Soft skills. You’ve probably heard a lot about them, but why are they such a big deal? We asked ACCA students at junior level what their most valued soft skills are and why.
Sameerah Kashif, ACCA student, UAE
A great weapon in achieving work-life balance. Post-industrialisation and the age of technology has substantially increased the pace of life. Harnessing opportunities while managing human interactions is extremely crucial for a productive lifestyle. Controlling our own emotions is one thing, but directing the emotions of others to achieve desirable outcomes is a great skill to nurture and develop. Today’s world demands empathy and ambitions to be developed and cherished simultaneously. I therefore place the highest value on emotional intelligence.
Technology has brought with it challenges. While work and lifestyle options have multiplied, distractions have increased equally. Trying to focus on a particular task, while having the world open to you at a single ‘click’, is by far one of the greatest challenges.
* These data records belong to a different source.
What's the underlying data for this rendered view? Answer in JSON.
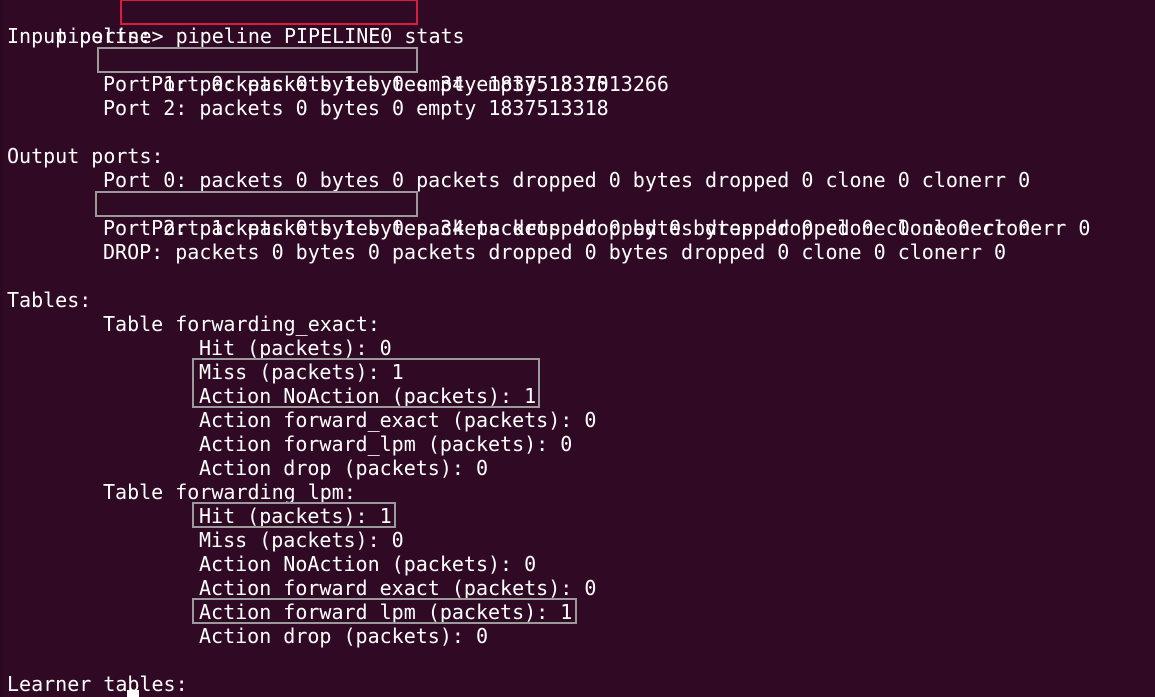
{
  "terminal": {
    "prompt": "pipeline> ",
    "command": "pipeline PIPELINE0 stats",
    "input_ports": {
      "header": "Input ports:",
      "port0_a": "Port 0: packets 1 bytes 34",
      "port0_b": " empty 1837513266",
      "port1": "Port 1: packets 0 bytes 0 empty 1837513310",
      "port2": "Port 2: packets 0 bytes 0 empty 1837513318"
    },
    "output_ports": {
      "header": "Output ports:",
      "port0": "Port 0: packets 0 bytes 0 packets dropped 0 bytes dropped 0 clone 0 clonerr 0",
      "port1_a": "Port 1: packets 1 bytes 34",
      "port1_b": " packets dropped 0 bytes dropped 0 clone 0 clonerr 0",
      "port2": "Port 2: packets 0 bytes 0 packets dropped 0 bytes dropped 0 clone 0 clonerr 0",
      "drop": "DROP: packets 0 bytes 0 packets dropped 0 bytes dropped 0 clone 0 clonerr 0"
    },
    "tables": {
      "header": "Tables:",
      "forwarding_exact": {
        "title": "Table forwarding_exact:",
        "hit": "Hit (packets): 0",
        "miss": "Miss (packets): 1",
        "action_noaction": "Action NoAction (packets): 1",
        "action_forward_exact": "Action forward_exact (packets): 0",
        "action_forward_lpm": "Action forward_lpm (packets): 0",
        "action_drop": "Action drop (packets): 0"
      },
      "forwarding_lpm": {
        "title": "Table forwarding_lpm:",
        "hit": "Hit (packets): 1",
        "miss": "Miss (packets): 0",
        "action_noaction": "Action NoAction (packets): 0",
        "action_forward_exact": "Action forward_exact (packets): 0",
        "action_forward_lpm": "Action forward_lpm (packets): 1",
        "action_drop": "Action drop (packets): 0"
      }
    },
    "learner_tables": {
      "header": "Learner tables:"
    },
    "colors": {
      "background": "#300a24",
      "text": "#ffffff",
      "highlight_command": "#d81e3c",
      "highlight_box": "#9a9a9a"
    }
  }
}
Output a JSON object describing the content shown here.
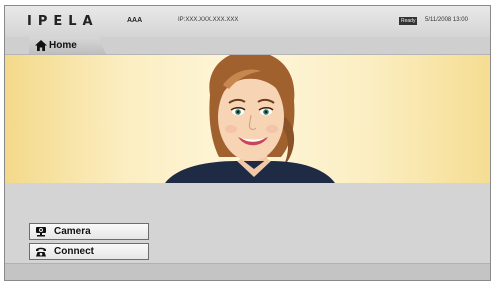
{
  "header": {
    "logo": "IPELA",
    "user_name": "AAA",
    "ip_address": "IP:XXX.XXX.XXX.XXX",
    "status": "Ready",
    "datetime": "5/11/2008 13:00"
  },
  "tab": {
    "label": "Home",
    "icon": "home-icon"
  },
  "video": {
    "content": "video-feed-avatar"
  },
  "menu": {
    "items": [
      {
        "label": "Camera",
        "icon": "camera-icon"
      },
      {
        "label": "Connect",
        "icon": "phone-icon"
      }
    ]
  },
  "colors": {
    "background_gray": "#cfcfcf",
    "video_yellow": "#f3d98a",
    "button_border": "#6d6d6d"
  }
}
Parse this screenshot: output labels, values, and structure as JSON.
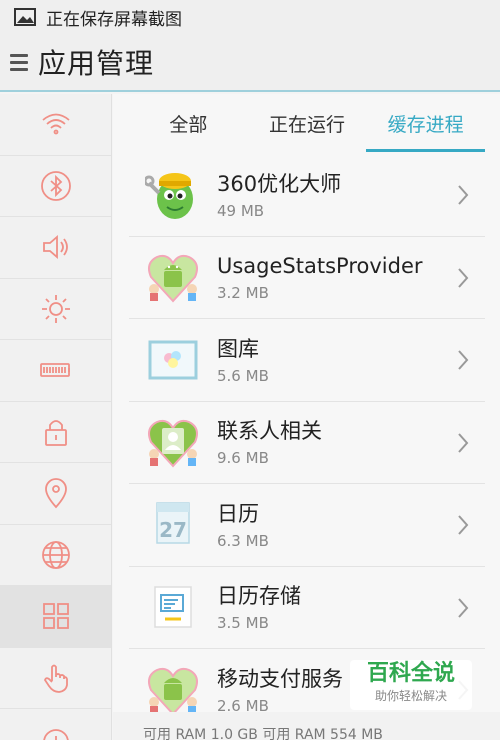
{
  "status_bar": {
    "text": "正在保存屏幕截图",
    "icon": "image-icon"
  },
  "header": {
    "title": "应用管理"
  },
  "sidebar": {
    "items": [
      {
        "icon": "wifi-icon"
      },
      {
        "icon": "bluetooth-icon"
      },
      {
        "icon": "volume-icon"
      },
      {
        "icon": "brightness-icon"
      },
      {
        "icon": "battery-icon"
      },
      {
        "icon": "lock-icon"
      },
      {
        "icon": "location-icon"
      },
      {
        "icon": "globe-icon"
      },
      {
        "icon": "apps-grid-icon"
      },
      {
        "icon": "hand-pointer-icon"
      },
      {
        "icon": "misc-icon"
      }
    ],
    "active_index": 8
  },
  "tabs": [
    {
      "label": "全部"
    },
    {
      "label": "正在运行"
    },
    {
      "label": "缓存进程"
    }
  ],
  "active_tab": 2,
  "apps": [
    {
      "name": "360优化大师",
      "size": "49 MB",
      "icon": "360-optimizer-icon"
    },
    {
      "name": "UsageStatsProvider",
      "size": "3.2 MB",
      "icon": "android-heart-icon"
    },
    {
      "name": "图库",
      "size": "5.6 MB",
      "icon": "gallery-icon"
    },
    {
      "name": "联系人相关",
      "size": "9.6 MB",
      "icon": "contacts-heart-icon"
    },
    {
      "name": "日历",
      "size": "6.3 MB",
      "icon": "calendar-icon"
    },
    {
      "name": "日历存储",
      "size": "3.5 MB",
      "icon": "calendar-storage-icon"
    },
    {
      "name": "移动支付服务",
      "size": "2.6 MB",
      "icon": "android-heart-icon"
    }
  ],
  "calendar_day": "27",
  "bottom_bar": {
    "text": "可用 RAM 1.0 GB    可用 RAM 554 MB"
  },
  "watermark": {
    "title": "百科全说",
    "subtitle": "助你轻松解决"
  },
  "colors": {
    "accent": "#36a9c4",
    "sidebar_icon": "#f08f86"
  }
}
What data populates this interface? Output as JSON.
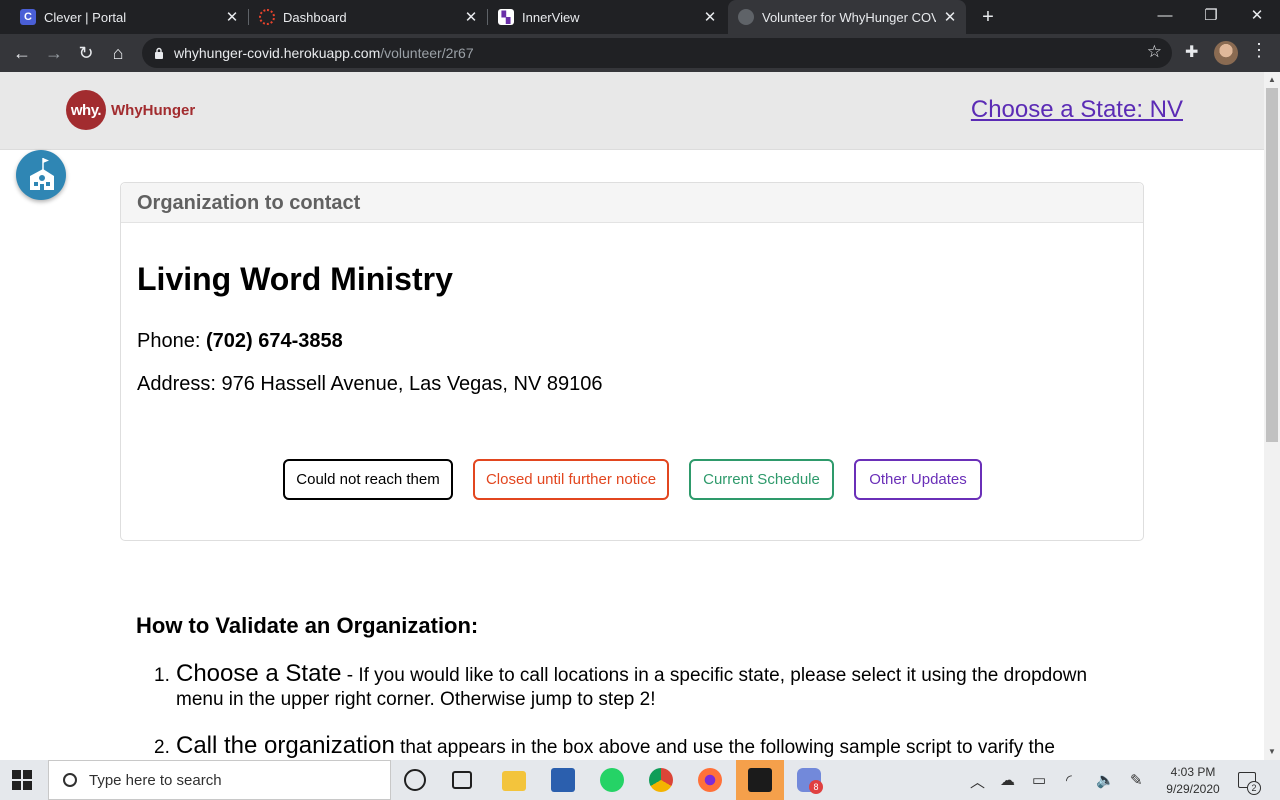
{
  "browser": {
    "tabs": [
      {
        "title": "Clever | Portal",
        "icon": "clever-icon",
        "color": "#4a5fd6",
        "active": false
      },
      {
        "title": "Dashboard",
        "icon": "dashboard-icon",
        "color": "#e8432c",
        "active": false
      },
      {
        "title": "InnerView",
        "icon": "innerview-icon",
        "color": "#6b2fa8",
        "active": false
      },
      {
        "title": "Volunteer for WhyHunger COVID",
        "icon": "globe-icon",
        "color": "#9aa0a6",
        "active": true
      }
    ],
    "address": {
      "host": "whyhunger-covid.herokuapp.com",
      "path": "/volunteer/2r67"
    }
  },
  "site": {
    "logo_badge": "why.",
    "logo_text": "WhyHunger",
    "state_link": "Choose a State: NV"
  },
  "card": {
    "header": "Organization to contact",
    "org_name": "Living Word Ministry",
    "phone_label": "Phone:",
    "phone_value": "(702) 674-3858",
    "address": "Address: 976 Hassell Avenue, Las Vegas, NV 89106",
    "buttons": [
      {
        "label": "Could not reach them",
        "color": "#000000"
      },
      {
        "label": "Closed until further notice",
        "color": "#e2461f"
      },
      {
        "label": "Current Schedule",
        "color": "#2e9a6b"
      },
      {
        "label": "Other Updates",
        "color": "#6a2fb8"
      }
    ]
  },
  "howto": {
    "title": "How to Validate an Organization:",
    "steps": [
      {
        "num": "1.",
        "lead": "Choose a State",
        "text": " - If you would like to call locations in a specific state, please select it using the dropdown menu in the upper right corner. Otherwise jump to step 2!"
      },
      {
        "num": "2.",
        "lead": "Call the organization",
        "text": " that appears in the box above and use the following sample script to varify the"
      }
    ]
  },
  "taskbar": {
    "search_placeholder": "Type here to search",
    "time": "4:03 PM",
    "date": "9/29/2020",
    "notification_count": "2",
    "discord_badge": "8"
  }
}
Self-motivation is one of the only cures.
I am a firm believer in energies that surround us. Life is made up of ‘little things’ that grow to become ‘big things’. At the moment, the world is in crisis, with global warming, never ending wars and political turmoil, the world badly needs a sense of peace. Every individual needs an exceptionally strong foundation to cope with these phenomena. A positive attitude is one of the main determinants of such a foundation, one that can steer an individual through a meaningful life.
Nourihan Abdul Barry Al Tatawy ACCA, Associate at EY Egypt
Networking helps you to find jobs, clients, recruiters and new opportunities. It was actually through networking on LinkedIn that I was able to reach out to a tax executive director at the EY Cairo Office, where I’ve now worked for the past 1.5 years. I continue to attend several seminars conducted by professional organisations, including the ACCA, where I’ve met several interesting people and been introduced to new ideas and organisations.
Presentation skills are as important as technical skills. You must be able to present your work, ideas and justifications to ensure that the objectives are clearly met. At EY more than half of your annual performance is measured on your presentations made to the board, clients and the office. I have presented several speeches, work simulations in several universities, reports to the board and clients. I am currently responsible for presenting tax simulations in various universities regarding the tax regimes and scopes of work present in Egypt.
Since most of our time is spent talking with clients, managers and directors, it is important to find the correct method, medium and style of conversation required to ensure that your message gets across. I recently took a workshop on Business English to make sure that my messages, whether written or verbal, are clearly understood.